_Material for the task_
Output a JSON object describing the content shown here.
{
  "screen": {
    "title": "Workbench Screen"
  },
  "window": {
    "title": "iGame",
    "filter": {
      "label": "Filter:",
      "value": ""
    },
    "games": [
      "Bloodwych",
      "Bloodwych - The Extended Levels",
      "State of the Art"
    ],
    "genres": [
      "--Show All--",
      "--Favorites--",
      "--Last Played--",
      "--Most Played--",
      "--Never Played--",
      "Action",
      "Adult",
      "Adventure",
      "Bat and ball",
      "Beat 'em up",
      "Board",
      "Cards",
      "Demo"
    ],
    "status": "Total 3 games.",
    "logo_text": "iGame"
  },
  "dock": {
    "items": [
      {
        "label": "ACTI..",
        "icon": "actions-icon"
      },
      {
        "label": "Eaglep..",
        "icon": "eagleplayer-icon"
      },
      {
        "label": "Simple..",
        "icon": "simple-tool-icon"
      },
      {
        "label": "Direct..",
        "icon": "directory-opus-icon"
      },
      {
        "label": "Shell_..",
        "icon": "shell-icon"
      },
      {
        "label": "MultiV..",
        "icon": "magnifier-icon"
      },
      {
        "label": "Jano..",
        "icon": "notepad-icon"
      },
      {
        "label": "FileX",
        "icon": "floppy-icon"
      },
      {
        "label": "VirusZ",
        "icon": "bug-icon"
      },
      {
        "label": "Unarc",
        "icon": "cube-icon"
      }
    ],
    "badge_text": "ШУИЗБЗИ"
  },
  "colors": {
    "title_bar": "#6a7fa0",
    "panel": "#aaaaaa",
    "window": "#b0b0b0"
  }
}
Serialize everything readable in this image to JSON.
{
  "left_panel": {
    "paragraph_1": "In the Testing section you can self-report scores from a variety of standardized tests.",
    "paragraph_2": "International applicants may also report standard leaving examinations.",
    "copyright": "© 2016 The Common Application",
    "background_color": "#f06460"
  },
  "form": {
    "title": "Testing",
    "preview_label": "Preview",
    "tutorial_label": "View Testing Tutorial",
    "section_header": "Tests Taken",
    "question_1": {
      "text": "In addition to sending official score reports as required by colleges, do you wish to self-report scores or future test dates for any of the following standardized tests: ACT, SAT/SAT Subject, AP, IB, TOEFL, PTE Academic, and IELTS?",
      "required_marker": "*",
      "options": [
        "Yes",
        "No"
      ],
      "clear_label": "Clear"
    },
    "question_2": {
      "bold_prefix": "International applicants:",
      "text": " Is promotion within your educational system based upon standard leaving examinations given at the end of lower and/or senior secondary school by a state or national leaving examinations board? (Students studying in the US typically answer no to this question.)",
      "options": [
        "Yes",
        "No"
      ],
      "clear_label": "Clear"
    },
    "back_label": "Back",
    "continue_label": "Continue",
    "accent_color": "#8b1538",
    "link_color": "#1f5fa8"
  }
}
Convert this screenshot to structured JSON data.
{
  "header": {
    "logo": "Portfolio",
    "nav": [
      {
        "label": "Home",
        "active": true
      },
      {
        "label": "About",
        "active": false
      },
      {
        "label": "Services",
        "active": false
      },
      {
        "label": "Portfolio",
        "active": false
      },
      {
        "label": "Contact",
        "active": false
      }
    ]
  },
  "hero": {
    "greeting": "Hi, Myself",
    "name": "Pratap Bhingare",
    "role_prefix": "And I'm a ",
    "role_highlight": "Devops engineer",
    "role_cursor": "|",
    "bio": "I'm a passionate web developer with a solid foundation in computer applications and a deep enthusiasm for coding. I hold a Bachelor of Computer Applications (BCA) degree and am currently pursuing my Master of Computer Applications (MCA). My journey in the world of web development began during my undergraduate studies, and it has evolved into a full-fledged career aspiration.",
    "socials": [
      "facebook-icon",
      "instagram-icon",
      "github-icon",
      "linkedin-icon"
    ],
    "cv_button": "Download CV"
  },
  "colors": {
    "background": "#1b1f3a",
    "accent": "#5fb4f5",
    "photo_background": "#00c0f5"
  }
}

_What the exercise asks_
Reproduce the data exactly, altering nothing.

_The answer_
Output a JSON object describing the content shown here.
{
  "screen": {
    "title": "Workbench Screen"
  },
  "window": {
    "title": "iGame",
    "filter": {
      "label": "Filter:",
      "value": ""
    },
    "games": [
      "Bloodwych",
      "Bloodwych - The Extended Levels",
      "State of the Art"
    ],
    "genres": [
      "--Show All--",
      "--Favorites--",
      "--Last Played--",
      "--Most Played--",
      "--Never Played--",
      "Action",
      "Adult",
      "Adventure",
      "Bat and ball",
      "Beat 'em up",
      "Board",
      "Cards",
      "Demo"
    ],
    "status": "Total 3 games.",
    "logo_text": "iGame"
  },
  "dock": {
    "items": [
      {
        "label": "ACTI..",
        "icon": "actions-icon"
      },
      {
        "label": "Eaglep..",
        "icon": "eagleplayer-icon"
      },
      {
        "label": "Simple..",
        "icon": "simple-tool-icon"
      },
      {
        "label": "Direct..",
        "icon": "directory-opus-icon"
      },
      {
        "label": "Shell_..",
        "icon": "shell-icon"
      },
      {
        "label": "MultiV..",
        "icon": "magnifier-icon"
      },
      {
        "label": "Jano..",
        "icon": "notepad-icon"
      },
      {
        "label": "FileX",
        "icon": "floppy-icon"
      },
      {
        "label": "VirusZ",
        "icon": "bug-icon"
      },
      {
        "label": "Unarc",
        "icon": "cube-icon"
      }
    ],
    "badge_text": "ШУИЗБЗИ"
  },
  "colors": {
    "title_bar": "#6a7fa0",
    "panel": "#aaaaaa",
    "window": "#b0b0b0"
  }
}
Serialize everything readable in this image to JSON.
{
  "left_panel": {
    "paragraph_1": "In the Testing section you can self-report scores from a variety of standardized tests.",
    "paragraph_2": "International applicants may also report standard leaving examinations.",
    "copyright": "© 2016 The Common Application",
    "background_color": "#f06460"
  },
  "form": {
    "title": "Testing",
    "preview_label": "Preview",
    "tutorial_label": "View Testing Tutorial",
    "section_header": "Tests Taken",
    "question_1": {
      "text": "In addition to sending official score reports as required by colleges, do you wish to self-report scores or future test dates for any of the following standardized tests: ACT, SAT/SAT Subject, AP, IB, TOEFL, PTE Academic, and IELTS?",
      "required_marker": "*",
      "options": [
        "Yes",
        "No"
      ],
      "clear_label": "Clear"
    },
    "question_2": {
      "bold_prefix": "International applicants:",
      "text": " Is promotion within your educational system based upon standard leaving examinations given at the end of lower and/or senior secondary school by a state or national leaving examinations board? (Students studying in the US typically answer no to this question.)",
      "options": [
        "Yes",
        "No"
      ],
      "clear_label": "Clear"
    },
    "back_label": "Back",
    "continue_label": "Continue",
    "accent_color": "#8b1538",
    "link_color": "#1f5fa8"
  }
}
Convert this screenshot to structured JSON data.
{
  "header": {
    "logo": "Portfolio",
    "nav": [
      {
        "label": "Home",
        "active": true
      },
      {
        "label": "About",
        "active": false
      },
      {
        "label": "Services",
        "active": false
      },
      {
        "label": "Portfolio",
        "active": false
      },
      {
        "label": "Contact",
        "active": false
      }
    ]
  },
  "hero": {
    "greeting": "Hi, Myself",
    "name": "Pratap Bhingare",
    "role_prefix": "And I'm a ",
    "role_highlight": "Devops engineer",
    "role_cursor": "|",
    "bio": "I'm a passionate web developer with a solid foundation in computer applications and a deep enthusiasm for coding. I hold a Bachelor of Computer Applications (BCA) degree and am currently pursuing my Master of Computer Applications (MCA). My journey in the world of web development began during my undergraduate studies, and it has evolved into a full-fledged career aspiration.",
    "socials": [
      "facebook-icon",
      "instagram-icon",
      "github-icon",
      "linkedin-icon"
    ],
    "cv_button": "Download CV"
  },
  "colors": {
    "background": "#1b1f3a",
    "accent": "#5fb4f5",
    "photo_background": "#00c0f5"
  }
}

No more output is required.